Thanks to the publisher, Citadel, and NetGalley for an advanced copy.
Posted in Non-fiction Tagged with: Jun 26 2018, mobster, true crime
Blood Standard is a beautifully written slow-moving hardboiled noir.
Isaiah Coleridge is an enforcer with the Chicago mob. Since he is Maori, he can never be truly part of the Family. When he falls out of favor, he is sent to Nome Alaska, the “Mafia penal colony”. After letting his feelings toward animal cruelty get the best of him, he is abruptly tossed out of the Life. On his own and hiding in a small upstate New York commune, he looks into the disappearance of the granddaughter of the owners.
Definitely a “down these mean streets a man must go” noir. Blood Standard has many great quotes. My favorite is
“whenever you think of gangs, think Romance of the Three Kingdoms. In the gangster universe, it’s all ancient Chinese court drama. Face, protocol, plausible deniability. This is what motivates wise guys and bangers. Pussy and money too.”
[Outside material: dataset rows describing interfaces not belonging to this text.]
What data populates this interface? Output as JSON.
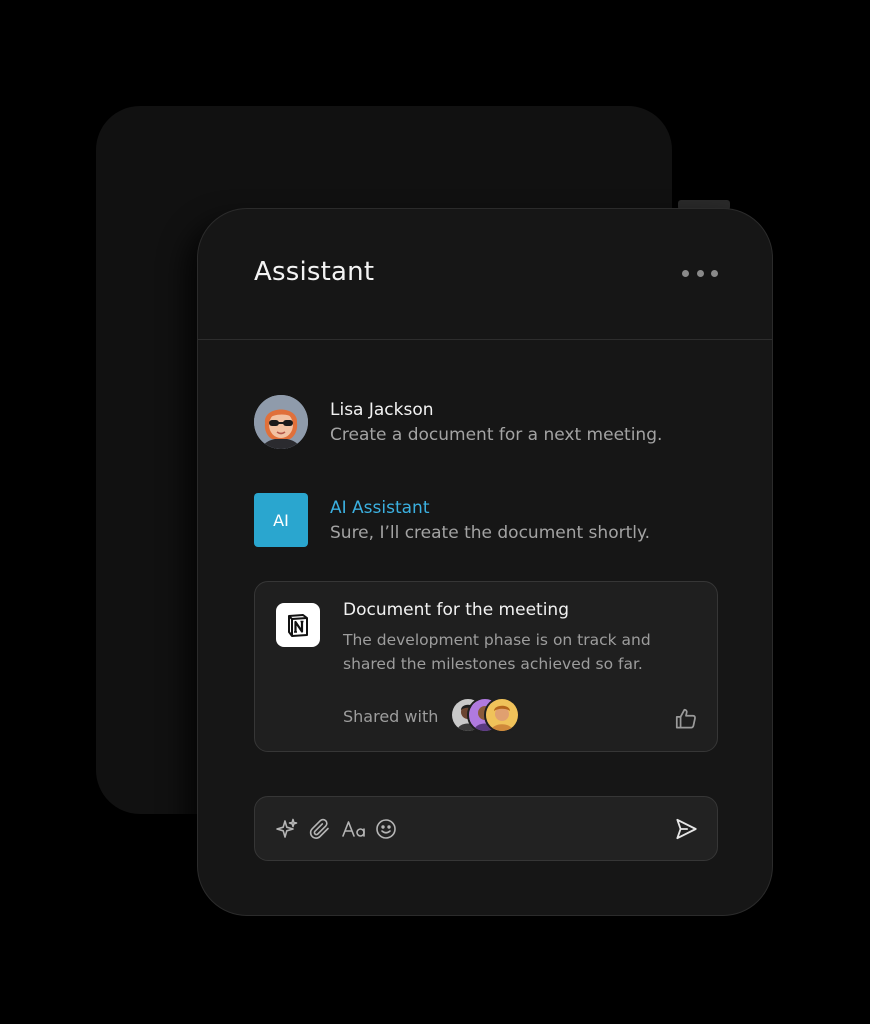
{
  "header": {
    "title": "Assistant",
    "more_icon": "more-horizontal-icon"
  },
  "messages": [
    {
      "name": "Lisa Jackson",
      "text": "Create a document for a next meeting.",
      "avatar": "lisa-avatar"
    },
    {
      "name": "AI Assistant",
      "badge": "AI",
      "text": "Sure, I’ll create the document shortly.",
      "accent": "#2aa6cf"
    }
  ],
  "document": {
    "title": "Document for the meeting",
    "description": "The development phase is on track and shared the milestones achieved so far.",
    "shared_label": "Shared with",
    "app_icon": "notion-icon",
    "like_icon": "thumbs-up-icon"
  },
  "composer": {
    "tools": [
      "sparkle-icon",
      "paperclip-icon",
      "text-format-icon",
      "emoji-icon"
    ],
    "send_icon": "send-icon"
  },
  "colors": {
    "accent": "#2aa6cf",
    "panel": "#161616",
    "card": "#1f1f1f"
  }
}
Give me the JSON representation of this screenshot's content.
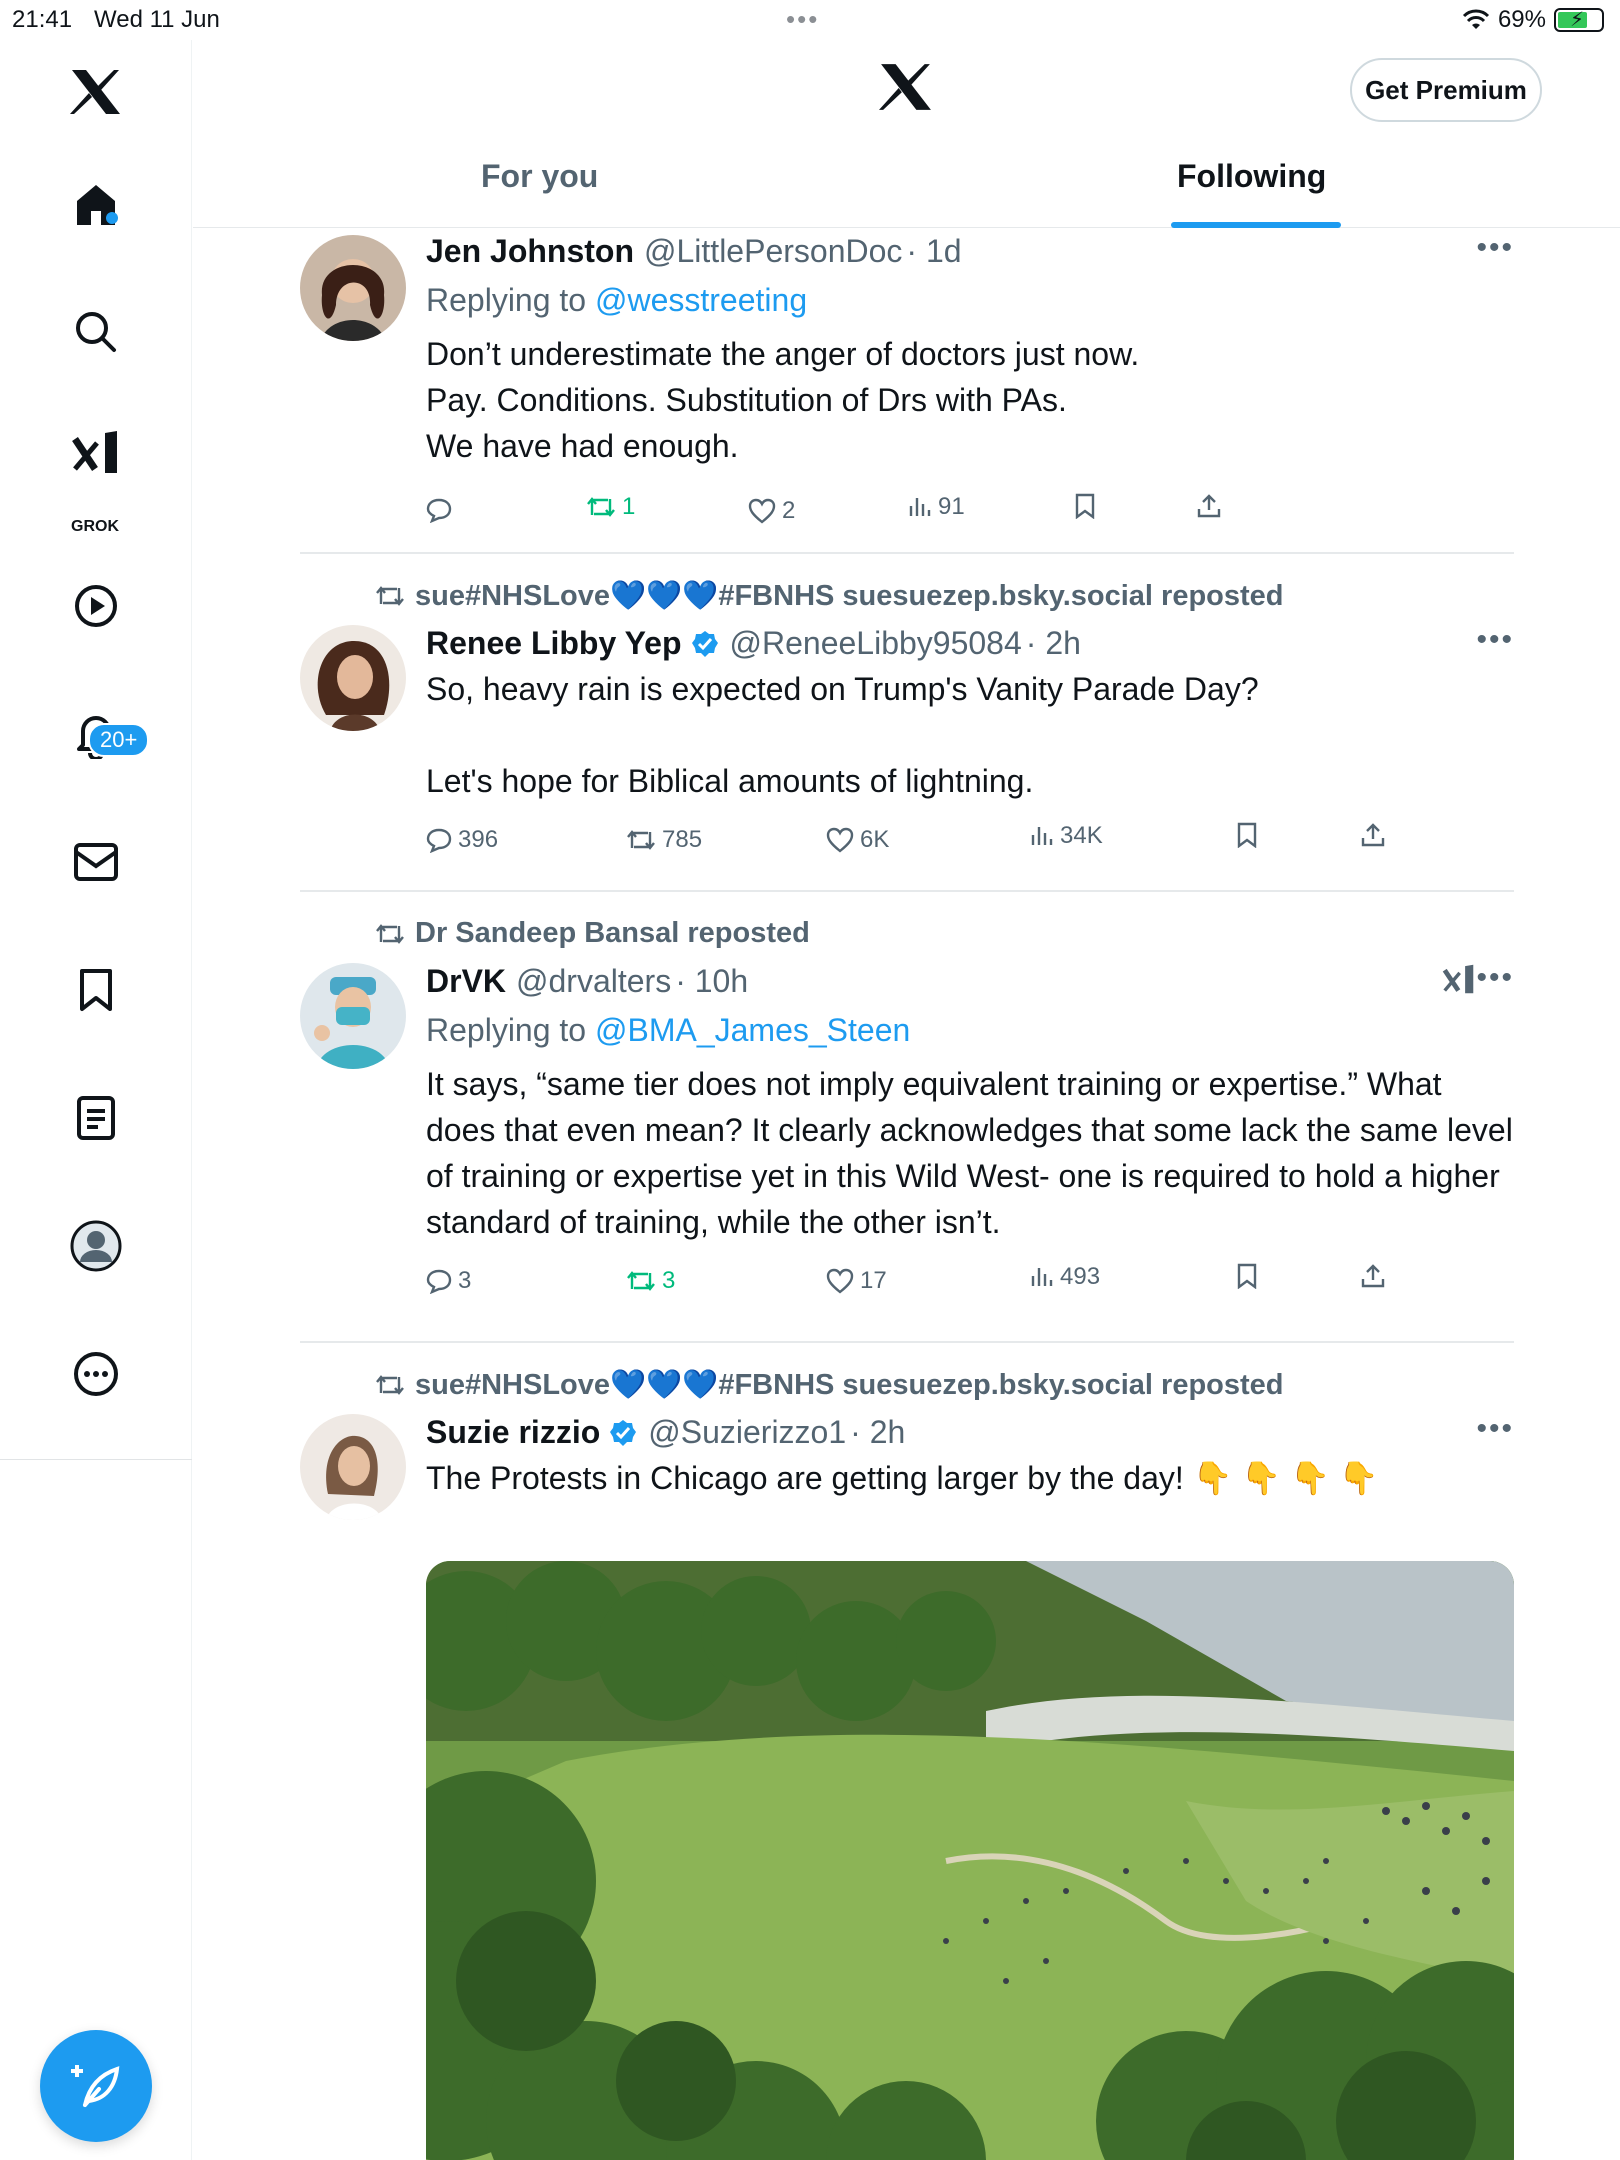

Realistically, that thought could have been expressed in substantially fewer words—but it wouldn’t have been half as memorable. The book reads as if each sentence was edited and re-edited until it was the perfect example of the author’s thoughts. Laird Barron has won the Bram Stoker award for horror and was nominated for a World Fantasy award. This is his first mystery/thriller. Thrillers are by their nature propulsive reads. Speed accelerates the feeling of danger. Blood Standard flows along more slowly, savoring its words and thoughts, and so losing the thriller pacing. This may be okay for readers used to reading horror, fantasy, or even literary fiction. It just felt off to me. I kept putting off reading it but finally finished a couple weeks after I started it.
While I can’t recommend it, I don’t want to say it’s bad—it’s just different and is sure to appeal to some readers. 3 stars.
Thanks to the publisher, Dutton, and NetGalley for an advance copy.
Posted in Mystery & Thrillers Tagged with: May 29 2018, mobster, Noir